──────── Data for review

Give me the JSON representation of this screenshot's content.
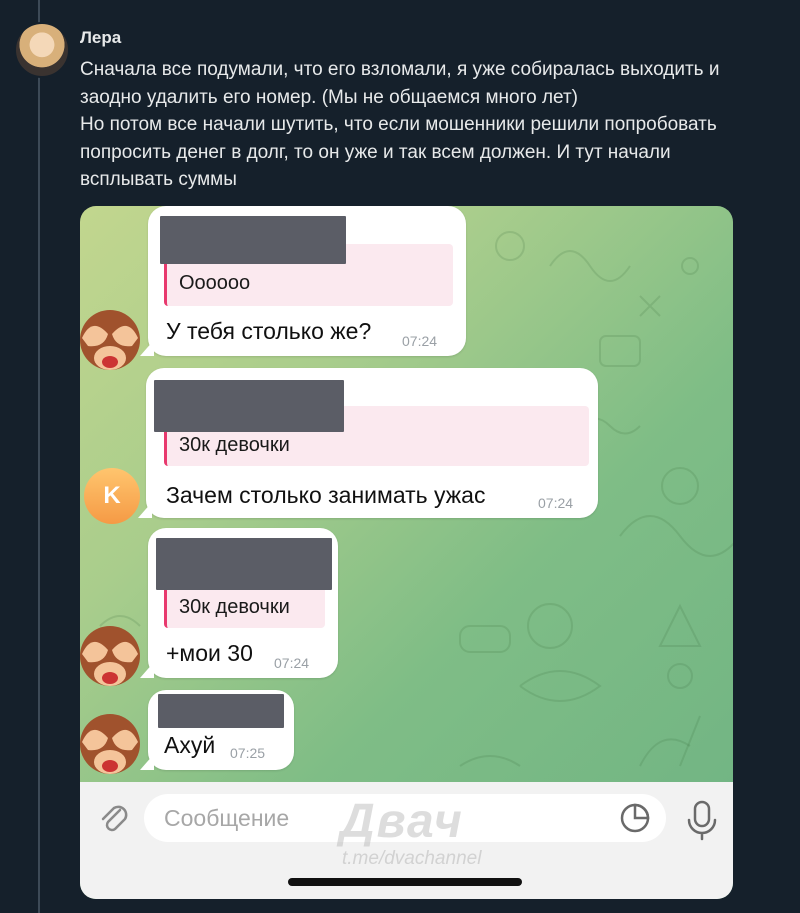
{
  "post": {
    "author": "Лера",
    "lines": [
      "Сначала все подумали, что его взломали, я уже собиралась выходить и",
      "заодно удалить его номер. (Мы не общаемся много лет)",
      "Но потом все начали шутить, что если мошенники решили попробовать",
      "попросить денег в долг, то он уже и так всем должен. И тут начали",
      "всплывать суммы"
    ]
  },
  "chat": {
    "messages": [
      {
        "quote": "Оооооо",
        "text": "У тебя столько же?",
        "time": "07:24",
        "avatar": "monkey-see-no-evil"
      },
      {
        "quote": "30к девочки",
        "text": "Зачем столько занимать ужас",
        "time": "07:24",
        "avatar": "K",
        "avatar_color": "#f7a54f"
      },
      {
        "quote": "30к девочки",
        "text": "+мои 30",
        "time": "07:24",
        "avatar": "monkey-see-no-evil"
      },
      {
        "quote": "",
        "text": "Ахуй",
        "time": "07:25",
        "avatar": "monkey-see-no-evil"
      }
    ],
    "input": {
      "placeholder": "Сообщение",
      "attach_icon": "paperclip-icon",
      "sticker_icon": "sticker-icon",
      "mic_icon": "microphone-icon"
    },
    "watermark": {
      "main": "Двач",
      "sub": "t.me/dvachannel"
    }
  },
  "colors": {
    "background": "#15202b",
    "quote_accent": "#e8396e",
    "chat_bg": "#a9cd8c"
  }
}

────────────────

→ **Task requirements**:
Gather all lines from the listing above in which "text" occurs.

→ **Worked solution**:
        "text": "У тебя столько же?",
        "text": "Зачем столько занимать ужас",
        "text": "+мои 30",
        "text": "Ахуй",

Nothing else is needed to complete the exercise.